IPv4 is absolutely essential to the smooth functioning of the internet, and is currently the most widely used version of the internet protocol (IP). IPv4 is responsible for making sure data packages can be transmitted across the internet, and for locating servers (hosts) on the internet. Though there are two editions of internet protocol currently in use (IPv4 and IPv6) it is still IPv4 which is the most commonly used. Note that specific ranges in the IPv4 space are reserved by the authority that controls IP ranges, IANA, for purposes including for use in private networks or for multicast.
How an IP address works
Internet protocol (IP) is what facilitates communications between different devices on a network. The IP protocol gives every device on a network a unique numeric identifier in the shape of an IP address which defines where the device is on the internet. Servers on the internet will usually have a static, in other words permanent, IP address so that these devices can always be easily accessed at the same address. PCs and mobile devices are usually assigned dynamic IP addresses by the DHCP servers on the network that the devices are making use of, these dynamics addresses can easily change.

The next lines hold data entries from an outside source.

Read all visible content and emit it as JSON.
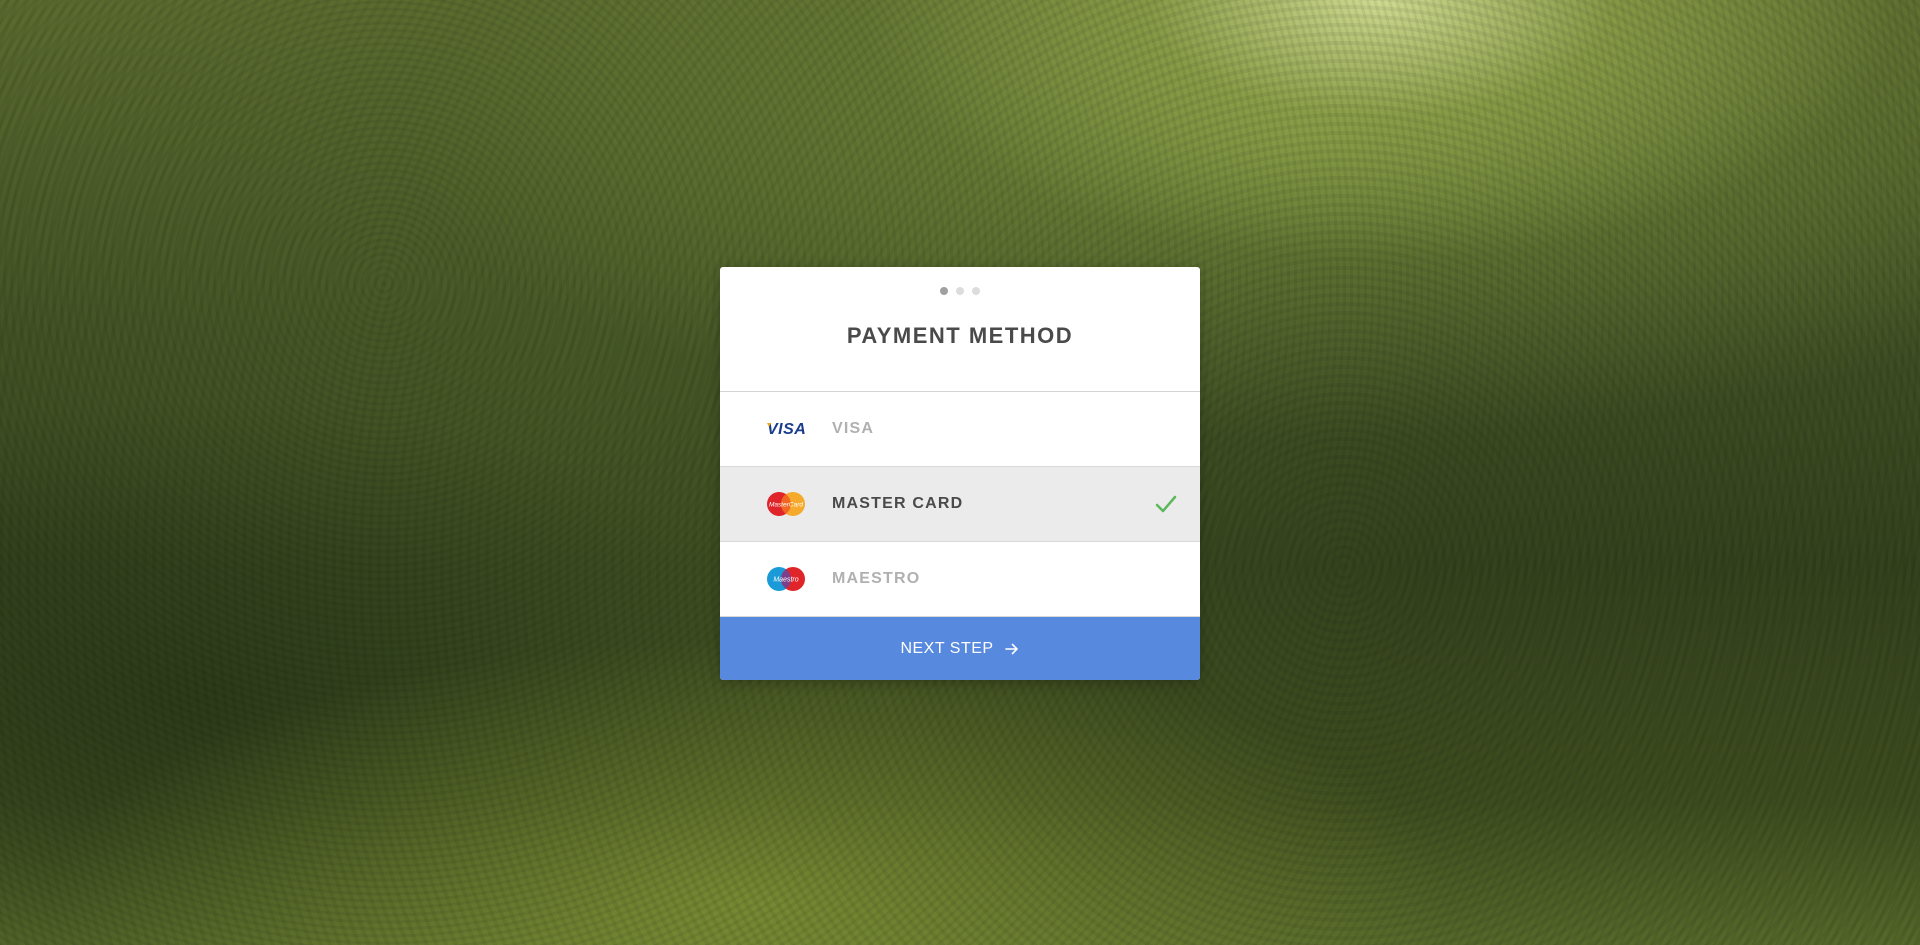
{
  "background": {
    "description_colors": [
      "#5b6b2f",
      "#34421d",
      "#d5e2a0"
    ]
  },
  "card": {
    "steps": {
      "total": 3,
      "current": 1
    },
    "title": "PAYMENT METHOD",
    "options": [
      {
        "label": "VISA",
        "logo": "visa-logo",
        "selected": false
      },
      {
        "label": "MASTER CARD",
        "logo": "mastercard-logo",
        "selected": true
      },
      {
        "label": "MAESTRO",
        "logo": "maestro-logo",
        "selected": false
      }
    ],
    "next_label": "NEXT STEP",
    "next_icon": "arrow-right-icon"
  },
  "colors": {
    "accent": "#5789de",
    "check": "#5cb85c",
    "selected_bg": "#ebebeb",
    "title_text": "#4a4a4a",
    "muted_text": "#b0b0b0"
  }
}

Understanding IPv4 addresses
Each IPv4 address has 32 bits, which is 4 bytes, and is written using decimal numbers to make it easy to read. There are four 8 bit segments written in decimal numbers which range from 0 to 255, each of the four segments is separated by a period. The total number of IPv4 addresses available is just over four billion.

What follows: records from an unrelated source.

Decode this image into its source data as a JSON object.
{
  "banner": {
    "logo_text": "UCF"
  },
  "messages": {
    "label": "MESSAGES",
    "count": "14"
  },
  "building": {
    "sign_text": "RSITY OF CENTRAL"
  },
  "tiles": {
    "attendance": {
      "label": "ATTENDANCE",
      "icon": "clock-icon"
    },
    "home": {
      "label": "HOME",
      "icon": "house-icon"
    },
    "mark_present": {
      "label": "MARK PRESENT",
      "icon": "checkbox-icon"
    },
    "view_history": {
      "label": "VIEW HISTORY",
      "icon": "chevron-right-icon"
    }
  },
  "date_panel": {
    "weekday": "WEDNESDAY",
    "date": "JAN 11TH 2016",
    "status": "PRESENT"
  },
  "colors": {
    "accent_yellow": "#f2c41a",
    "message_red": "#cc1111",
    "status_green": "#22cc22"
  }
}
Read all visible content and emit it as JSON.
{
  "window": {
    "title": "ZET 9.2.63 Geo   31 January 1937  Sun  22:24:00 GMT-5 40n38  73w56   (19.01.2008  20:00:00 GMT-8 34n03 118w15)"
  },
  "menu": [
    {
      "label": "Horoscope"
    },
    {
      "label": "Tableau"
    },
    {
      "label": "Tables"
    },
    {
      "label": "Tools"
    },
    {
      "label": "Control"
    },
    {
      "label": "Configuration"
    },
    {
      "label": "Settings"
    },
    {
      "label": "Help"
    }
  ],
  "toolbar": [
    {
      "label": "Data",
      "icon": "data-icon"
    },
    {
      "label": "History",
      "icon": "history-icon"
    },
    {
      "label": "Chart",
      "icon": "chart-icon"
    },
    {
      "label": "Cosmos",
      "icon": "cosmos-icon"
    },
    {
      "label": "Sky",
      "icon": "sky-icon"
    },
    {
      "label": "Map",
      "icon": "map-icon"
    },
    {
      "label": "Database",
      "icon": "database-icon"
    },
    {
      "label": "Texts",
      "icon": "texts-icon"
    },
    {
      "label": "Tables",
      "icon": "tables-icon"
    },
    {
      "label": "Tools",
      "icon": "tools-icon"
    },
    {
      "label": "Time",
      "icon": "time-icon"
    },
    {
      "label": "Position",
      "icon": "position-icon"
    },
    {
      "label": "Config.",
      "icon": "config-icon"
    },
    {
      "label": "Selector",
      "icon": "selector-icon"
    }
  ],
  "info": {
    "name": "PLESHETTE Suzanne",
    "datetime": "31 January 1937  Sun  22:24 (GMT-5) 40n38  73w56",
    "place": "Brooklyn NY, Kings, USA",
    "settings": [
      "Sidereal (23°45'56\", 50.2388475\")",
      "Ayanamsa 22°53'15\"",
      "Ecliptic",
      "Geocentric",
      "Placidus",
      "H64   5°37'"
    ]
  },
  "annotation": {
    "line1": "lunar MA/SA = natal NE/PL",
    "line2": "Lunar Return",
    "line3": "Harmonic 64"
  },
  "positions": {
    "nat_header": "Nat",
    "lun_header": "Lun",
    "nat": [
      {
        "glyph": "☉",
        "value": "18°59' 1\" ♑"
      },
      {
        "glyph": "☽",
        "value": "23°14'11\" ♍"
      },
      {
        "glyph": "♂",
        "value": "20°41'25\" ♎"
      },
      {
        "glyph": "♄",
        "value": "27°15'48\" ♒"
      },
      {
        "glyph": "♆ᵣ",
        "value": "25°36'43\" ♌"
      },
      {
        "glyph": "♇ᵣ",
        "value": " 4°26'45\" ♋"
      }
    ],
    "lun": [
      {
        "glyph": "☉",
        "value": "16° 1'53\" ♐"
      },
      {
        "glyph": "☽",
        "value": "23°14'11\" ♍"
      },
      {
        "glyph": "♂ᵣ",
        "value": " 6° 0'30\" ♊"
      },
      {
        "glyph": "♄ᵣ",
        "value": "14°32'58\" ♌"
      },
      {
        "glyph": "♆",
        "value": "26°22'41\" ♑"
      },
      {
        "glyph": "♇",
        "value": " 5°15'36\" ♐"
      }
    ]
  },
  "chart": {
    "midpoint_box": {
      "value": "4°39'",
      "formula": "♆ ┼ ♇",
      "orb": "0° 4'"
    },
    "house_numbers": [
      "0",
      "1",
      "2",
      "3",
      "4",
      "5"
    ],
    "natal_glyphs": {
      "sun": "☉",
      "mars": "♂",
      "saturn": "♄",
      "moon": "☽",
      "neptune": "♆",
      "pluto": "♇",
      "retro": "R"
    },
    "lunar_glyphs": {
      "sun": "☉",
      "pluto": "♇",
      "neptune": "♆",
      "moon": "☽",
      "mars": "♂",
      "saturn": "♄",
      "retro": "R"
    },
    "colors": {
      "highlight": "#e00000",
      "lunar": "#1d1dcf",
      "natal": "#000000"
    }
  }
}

Currently most of these IPv4 addresses are assigned, which is why an extended IP space – IPv6 – has been developed. IPv6 is a 128-bit number rather than the 32-bit number that makes up an IPv4 address. As regards to IPv4, the last eight IPv4 address blocks were assigned in 2011. Some companies are already switching from IPv4 to IPv6.